The stent-graft is usually made from metal or fabric and is supported by a metal mesh. Stent grafting is a safer alternative to open surgery, which carries a greater risk of complications. Plus, your surgeon can perform the procedure using local anesthesia, allowing you to go home the same day. Plus, recovery time is typically shorter than open surgery, and patients experience less scarring.

But, stent grafting is not appropriate for all patients. Your doctor will determine if you are a good candidate for this procedure. And although endovascular surgery carries some risks, it is often a preferred treatment option as it’s less invasive than traditional open surgery.

4. Vascular Surgery

Surgery may be required if other treatments aren’t effective or your condition is more serious. It involves making an incision in your skin to access blood vessels. 

Open surgery may sometimes be necessary to treat poor blood circulation. This can occur when the arteries become narrowed or blocked, preventing blood from flowing freely to organs and tissues. Open surgery can often restore normal blood flow by bypassing the obstruction or removing it altogether. In other cases, open surgery may be needed to remove a blockage in a vein or artery causing poor circulation.

While any surgery involves some level of risk, the benefits often outweigh the risks in cases of serious circulation problems. That means you don’t have to let poor circulation stand in your way. Talk with your physician to determine the ideal treatment plan for your condition. 

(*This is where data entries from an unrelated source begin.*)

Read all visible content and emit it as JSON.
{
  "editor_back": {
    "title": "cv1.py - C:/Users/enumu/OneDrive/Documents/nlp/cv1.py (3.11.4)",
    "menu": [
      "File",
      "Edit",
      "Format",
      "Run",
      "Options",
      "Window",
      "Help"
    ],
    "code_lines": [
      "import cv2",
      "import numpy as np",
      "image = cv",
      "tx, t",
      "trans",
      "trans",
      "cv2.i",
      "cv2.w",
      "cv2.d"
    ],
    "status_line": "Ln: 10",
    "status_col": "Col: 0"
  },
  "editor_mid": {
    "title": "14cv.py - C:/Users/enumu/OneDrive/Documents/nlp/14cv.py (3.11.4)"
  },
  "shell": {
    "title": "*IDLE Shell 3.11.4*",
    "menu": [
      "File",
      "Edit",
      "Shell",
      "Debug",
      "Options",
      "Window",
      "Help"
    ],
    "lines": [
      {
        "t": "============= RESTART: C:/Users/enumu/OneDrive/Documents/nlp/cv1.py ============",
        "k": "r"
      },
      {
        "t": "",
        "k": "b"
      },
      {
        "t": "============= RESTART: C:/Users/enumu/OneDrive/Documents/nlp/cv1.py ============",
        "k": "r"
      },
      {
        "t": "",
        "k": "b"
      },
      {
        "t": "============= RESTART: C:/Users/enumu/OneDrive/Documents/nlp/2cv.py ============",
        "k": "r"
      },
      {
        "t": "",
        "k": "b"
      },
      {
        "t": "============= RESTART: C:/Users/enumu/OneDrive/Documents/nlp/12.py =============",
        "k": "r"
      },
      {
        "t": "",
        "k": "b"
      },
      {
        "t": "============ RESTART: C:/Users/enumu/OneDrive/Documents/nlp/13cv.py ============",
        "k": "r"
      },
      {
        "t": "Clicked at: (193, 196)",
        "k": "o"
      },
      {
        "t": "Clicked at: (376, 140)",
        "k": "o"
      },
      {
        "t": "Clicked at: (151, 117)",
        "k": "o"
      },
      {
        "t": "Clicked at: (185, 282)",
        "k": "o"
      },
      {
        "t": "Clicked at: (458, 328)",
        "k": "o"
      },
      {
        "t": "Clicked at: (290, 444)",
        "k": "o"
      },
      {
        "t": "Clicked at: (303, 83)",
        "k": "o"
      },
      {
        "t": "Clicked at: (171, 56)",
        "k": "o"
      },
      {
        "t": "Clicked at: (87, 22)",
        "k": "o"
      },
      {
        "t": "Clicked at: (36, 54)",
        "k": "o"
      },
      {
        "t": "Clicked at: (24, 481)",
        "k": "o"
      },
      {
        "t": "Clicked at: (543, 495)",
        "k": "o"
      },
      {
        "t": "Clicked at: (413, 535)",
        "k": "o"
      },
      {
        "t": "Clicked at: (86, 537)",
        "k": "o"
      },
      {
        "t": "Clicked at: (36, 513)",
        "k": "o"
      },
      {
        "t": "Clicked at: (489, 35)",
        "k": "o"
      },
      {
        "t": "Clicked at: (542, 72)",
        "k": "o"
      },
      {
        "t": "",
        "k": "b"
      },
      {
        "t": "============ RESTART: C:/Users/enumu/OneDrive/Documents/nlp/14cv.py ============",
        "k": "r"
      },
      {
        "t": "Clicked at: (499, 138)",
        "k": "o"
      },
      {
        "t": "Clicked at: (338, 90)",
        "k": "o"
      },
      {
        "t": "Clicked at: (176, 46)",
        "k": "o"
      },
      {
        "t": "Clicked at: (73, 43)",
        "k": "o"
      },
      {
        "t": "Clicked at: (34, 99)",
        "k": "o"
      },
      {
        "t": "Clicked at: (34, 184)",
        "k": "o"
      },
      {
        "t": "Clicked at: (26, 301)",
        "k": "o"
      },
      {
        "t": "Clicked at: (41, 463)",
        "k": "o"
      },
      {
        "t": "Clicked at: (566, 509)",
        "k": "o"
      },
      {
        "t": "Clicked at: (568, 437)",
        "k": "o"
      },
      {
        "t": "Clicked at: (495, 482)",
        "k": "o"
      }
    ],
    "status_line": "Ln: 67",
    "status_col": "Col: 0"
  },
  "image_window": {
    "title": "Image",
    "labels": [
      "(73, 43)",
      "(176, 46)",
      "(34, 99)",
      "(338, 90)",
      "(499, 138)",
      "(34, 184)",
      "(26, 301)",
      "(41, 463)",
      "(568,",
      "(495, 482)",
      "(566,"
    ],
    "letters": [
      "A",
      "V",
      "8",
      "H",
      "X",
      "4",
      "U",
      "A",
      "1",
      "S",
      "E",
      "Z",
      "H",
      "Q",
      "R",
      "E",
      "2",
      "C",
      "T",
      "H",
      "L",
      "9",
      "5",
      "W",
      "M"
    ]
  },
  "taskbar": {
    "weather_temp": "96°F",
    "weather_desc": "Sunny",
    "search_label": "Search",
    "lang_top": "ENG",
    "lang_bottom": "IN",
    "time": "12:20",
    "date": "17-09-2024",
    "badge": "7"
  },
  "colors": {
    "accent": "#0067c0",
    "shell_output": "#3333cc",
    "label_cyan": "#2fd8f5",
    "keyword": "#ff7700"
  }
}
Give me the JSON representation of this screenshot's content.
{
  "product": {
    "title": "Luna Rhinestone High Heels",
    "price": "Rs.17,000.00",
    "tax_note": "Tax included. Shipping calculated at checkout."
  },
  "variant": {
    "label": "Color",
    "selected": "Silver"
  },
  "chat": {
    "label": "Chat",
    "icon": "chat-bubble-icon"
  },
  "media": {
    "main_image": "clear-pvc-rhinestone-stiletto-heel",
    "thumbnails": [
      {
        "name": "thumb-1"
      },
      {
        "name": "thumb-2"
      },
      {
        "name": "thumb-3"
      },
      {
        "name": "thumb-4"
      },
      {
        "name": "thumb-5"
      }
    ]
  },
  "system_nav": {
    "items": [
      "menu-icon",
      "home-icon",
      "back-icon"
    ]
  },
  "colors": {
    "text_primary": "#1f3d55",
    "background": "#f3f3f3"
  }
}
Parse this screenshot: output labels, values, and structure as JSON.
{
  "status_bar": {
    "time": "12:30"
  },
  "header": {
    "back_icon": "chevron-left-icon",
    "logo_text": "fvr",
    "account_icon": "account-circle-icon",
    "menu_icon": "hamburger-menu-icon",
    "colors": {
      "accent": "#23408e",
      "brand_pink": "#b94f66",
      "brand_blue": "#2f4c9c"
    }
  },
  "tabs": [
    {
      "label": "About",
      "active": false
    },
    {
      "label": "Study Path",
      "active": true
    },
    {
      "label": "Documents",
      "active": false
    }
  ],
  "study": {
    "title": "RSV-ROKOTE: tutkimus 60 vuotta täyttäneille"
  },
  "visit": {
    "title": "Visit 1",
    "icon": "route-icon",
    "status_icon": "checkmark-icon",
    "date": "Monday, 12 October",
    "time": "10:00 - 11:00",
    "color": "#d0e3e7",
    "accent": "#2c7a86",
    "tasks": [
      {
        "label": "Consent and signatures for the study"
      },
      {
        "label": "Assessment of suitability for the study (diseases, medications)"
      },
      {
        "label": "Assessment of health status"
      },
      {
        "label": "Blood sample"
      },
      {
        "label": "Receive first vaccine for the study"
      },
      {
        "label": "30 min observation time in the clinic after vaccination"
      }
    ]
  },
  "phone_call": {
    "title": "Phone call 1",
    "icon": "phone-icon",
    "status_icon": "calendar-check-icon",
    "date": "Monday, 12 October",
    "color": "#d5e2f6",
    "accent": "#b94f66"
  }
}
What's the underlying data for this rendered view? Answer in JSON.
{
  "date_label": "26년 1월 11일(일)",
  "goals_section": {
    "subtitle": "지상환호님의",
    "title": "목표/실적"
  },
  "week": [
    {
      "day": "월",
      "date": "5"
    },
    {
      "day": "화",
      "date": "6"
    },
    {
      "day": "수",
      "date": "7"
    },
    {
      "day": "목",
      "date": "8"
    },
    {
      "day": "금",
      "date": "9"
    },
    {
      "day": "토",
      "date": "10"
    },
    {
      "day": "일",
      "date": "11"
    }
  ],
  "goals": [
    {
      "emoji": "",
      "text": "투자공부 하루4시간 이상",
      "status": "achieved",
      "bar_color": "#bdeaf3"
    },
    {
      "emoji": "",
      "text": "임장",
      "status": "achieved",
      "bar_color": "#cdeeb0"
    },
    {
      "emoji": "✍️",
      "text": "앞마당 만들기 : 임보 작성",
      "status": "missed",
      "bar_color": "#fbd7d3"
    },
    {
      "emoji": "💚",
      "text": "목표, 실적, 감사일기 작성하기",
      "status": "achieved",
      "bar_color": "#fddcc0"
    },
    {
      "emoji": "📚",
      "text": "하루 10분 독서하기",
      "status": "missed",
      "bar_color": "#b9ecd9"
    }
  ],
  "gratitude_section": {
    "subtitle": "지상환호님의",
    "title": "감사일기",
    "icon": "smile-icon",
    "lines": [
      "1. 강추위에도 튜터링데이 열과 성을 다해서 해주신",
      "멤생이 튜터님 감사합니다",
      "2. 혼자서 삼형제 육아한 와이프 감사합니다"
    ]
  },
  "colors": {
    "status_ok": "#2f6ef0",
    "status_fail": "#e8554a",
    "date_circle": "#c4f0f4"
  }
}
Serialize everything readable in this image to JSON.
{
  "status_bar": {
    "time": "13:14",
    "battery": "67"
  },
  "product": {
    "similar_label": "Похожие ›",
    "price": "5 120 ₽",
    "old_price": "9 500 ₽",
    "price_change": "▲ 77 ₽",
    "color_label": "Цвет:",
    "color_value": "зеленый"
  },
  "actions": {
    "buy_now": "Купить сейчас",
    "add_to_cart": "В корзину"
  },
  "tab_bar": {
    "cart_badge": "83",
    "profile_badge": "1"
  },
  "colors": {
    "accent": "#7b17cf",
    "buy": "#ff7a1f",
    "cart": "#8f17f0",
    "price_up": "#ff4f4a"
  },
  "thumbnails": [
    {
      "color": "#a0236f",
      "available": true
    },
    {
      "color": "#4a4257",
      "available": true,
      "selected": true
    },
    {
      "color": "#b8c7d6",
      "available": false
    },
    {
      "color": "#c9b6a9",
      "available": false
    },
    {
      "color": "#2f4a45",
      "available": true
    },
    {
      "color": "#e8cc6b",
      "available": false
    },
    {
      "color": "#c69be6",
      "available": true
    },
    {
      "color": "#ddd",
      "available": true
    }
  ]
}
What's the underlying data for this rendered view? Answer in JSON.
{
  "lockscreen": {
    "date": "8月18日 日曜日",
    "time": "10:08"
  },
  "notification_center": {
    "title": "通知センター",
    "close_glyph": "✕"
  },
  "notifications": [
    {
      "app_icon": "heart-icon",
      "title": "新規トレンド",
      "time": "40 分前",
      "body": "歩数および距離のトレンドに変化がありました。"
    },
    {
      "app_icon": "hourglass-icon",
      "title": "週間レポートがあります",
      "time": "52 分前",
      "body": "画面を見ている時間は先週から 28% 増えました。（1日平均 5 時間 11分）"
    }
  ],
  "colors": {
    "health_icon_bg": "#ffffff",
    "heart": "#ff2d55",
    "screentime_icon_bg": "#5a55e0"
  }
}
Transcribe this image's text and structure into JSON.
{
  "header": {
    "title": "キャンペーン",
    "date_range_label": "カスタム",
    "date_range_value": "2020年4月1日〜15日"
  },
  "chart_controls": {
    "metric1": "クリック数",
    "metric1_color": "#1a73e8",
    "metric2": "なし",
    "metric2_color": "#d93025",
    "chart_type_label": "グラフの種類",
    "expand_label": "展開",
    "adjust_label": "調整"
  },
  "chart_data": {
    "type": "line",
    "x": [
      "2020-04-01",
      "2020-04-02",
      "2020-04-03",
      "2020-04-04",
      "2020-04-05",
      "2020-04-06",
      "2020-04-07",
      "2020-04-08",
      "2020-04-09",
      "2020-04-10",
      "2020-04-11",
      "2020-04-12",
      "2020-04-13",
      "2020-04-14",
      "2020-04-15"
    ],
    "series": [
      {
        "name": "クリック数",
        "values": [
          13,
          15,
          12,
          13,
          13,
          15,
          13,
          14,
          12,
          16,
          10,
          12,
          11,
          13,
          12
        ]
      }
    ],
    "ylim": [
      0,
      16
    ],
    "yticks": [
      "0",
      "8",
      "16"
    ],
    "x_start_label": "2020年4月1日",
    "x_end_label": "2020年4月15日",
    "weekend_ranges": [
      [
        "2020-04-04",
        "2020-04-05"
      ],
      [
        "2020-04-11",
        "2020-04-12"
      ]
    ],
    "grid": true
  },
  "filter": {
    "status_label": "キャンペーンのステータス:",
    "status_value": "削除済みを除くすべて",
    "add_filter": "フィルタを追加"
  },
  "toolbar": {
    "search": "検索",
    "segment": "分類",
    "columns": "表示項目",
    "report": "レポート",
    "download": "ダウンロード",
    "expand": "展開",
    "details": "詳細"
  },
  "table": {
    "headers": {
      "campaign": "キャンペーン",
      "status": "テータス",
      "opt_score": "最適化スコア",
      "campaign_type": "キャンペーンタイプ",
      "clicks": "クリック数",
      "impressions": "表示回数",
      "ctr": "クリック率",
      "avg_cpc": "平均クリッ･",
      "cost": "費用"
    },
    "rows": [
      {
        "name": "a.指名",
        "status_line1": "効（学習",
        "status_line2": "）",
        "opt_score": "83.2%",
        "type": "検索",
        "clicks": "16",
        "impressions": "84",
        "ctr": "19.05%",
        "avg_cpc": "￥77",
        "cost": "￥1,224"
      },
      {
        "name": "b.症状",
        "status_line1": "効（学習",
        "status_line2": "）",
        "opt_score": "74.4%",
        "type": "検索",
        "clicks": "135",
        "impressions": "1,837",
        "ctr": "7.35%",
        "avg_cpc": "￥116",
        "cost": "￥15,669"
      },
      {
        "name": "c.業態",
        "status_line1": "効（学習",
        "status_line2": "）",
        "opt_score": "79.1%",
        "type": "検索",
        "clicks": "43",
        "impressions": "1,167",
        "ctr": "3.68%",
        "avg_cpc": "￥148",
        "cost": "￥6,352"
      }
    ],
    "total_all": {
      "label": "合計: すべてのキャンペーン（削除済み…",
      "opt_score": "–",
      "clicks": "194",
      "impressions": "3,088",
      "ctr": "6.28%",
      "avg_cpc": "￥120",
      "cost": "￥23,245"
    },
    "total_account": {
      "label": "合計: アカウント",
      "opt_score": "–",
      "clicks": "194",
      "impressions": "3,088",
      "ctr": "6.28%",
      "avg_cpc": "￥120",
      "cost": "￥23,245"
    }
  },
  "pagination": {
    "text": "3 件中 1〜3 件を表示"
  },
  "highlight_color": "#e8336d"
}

Author Profile

Claire Rogstad
Social Media Director

Email https://markmeets.com/contact-form/

Leave a Reply